The studies found that more than 97 percent of Indian households were connected to the grid, with another 0.33 per cent relying exclusively on off-grid electricity sources such as solar home systems, solar mini-grids, and battery storage.
An estimated 2.4 per cent of Indian households remained unelectrified. Most of such households were concentrated in the rural areas of Uttar Pradesh, Chhattisgarh, Rajasthan, Madhya Pradesh, and Bihar. The inability to afford grid-electricity was a key reason for these households to not have a connection.
“With nearly all households electrified, India’s energy policy must now focus on sustaining electricity use and consumer satisfaction,” said Shalu Agrawal, Programme Lead at CEEW. “Reliable supply, efficiency in revenue collection, and consumer-centric service delivery would be central to achieving these goals.”
“We also need to implement ultra-low tariffs for poor households across all states,” she said.
More than 20 per cent Indian homes bought their first fan and television set during the decade of 2010-20. “We expect to see multiple positive spillovers like higher demand for consumer durables, industrial growth, and livelihoods,” Agrawal added.

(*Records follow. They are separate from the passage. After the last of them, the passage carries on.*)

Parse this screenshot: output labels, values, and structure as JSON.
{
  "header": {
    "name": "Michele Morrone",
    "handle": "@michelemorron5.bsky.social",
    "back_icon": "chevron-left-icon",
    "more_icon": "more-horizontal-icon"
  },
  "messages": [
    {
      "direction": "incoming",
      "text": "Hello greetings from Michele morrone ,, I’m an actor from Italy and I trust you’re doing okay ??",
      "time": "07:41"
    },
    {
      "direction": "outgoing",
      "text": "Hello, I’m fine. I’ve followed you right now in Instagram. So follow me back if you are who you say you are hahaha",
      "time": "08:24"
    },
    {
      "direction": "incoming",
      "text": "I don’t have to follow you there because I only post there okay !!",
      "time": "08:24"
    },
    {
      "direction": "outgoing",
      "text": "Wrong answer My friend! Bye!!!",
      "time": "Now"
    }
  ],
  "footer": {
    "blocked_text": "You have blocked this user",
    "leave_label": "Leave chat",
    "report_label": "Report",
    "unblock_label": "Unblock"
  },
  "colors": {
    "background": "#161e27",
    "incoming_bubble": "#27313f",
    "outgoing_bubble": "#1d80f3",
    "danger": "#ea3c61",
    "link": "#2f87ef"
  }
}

Both the study found that there was an improvement in metering in several states, including a six-fold improvement in Uttar Pradesh. However, billing issues remained pronounced in rural areas adding to the burden of discoms’ poor finances.
Jharkhand had the lowest share of grid users billed regularly (55 percent), followed by Bihar (64 percent). Billing irregularities were high in Assam, Uttar Pradesh, and Madhya Pradesh as well.
Satisfied rural consumers
It says that 93 percent of grid-electrified Indian households had metered connections and 91 per cent were billed regularly according to two independent studies. The studies also found that 77 per cent of grid users were satisfied with their electricity services.
Further, consumer satisfaction in the rural areas of Bihar, Jharkhand, Madhya Pradesh, Odisha, Uttar Pradesh, and West Bengal had more than tripled from 23 percent in 2015 to 73 per cent in 2020. The studies, which also examine energy efficiency in Indian households, found that 88 percent of Indian homes had LED bulbs on the back of the Government’s Unnat Jyoti program.
“Our focus is now going to be on quality, reliability and consumer satisfaction to increase satisfaction rates from 77 per cent to 90 per cent and even higher,” said Sanjay Malhotra, additional secretary, Ministry of Power. “We are setting up a committee to develop a framework to rank the distribution companies.”
He said that currently state-run discoms lose almost a rupee per unit sold, and therefore efforts were needed to improve their condition while simultaneously providing electricity to poorer households.
According to the survey, an average Indian household received 20.6 hours of power supply from the grid. While urban households received 22 hours of power supply, two-thirds of rural and two-fifths of urban households face outages at least once a day.
Households in Delhi, Kerala, and Gujarat receive more than 23 hours of daily supply, while households in Uttar Pradesh, Jharkhand, Haryana, Assam, and Bihar face the longest power outages.
India is yet to achieve access to affordable, reliable, sustainable and modern energy for all. CEEW said that reaching such a goal would require not only identifying and intensifying electrification for the remaining 2.4 percent households, but also improving affordability.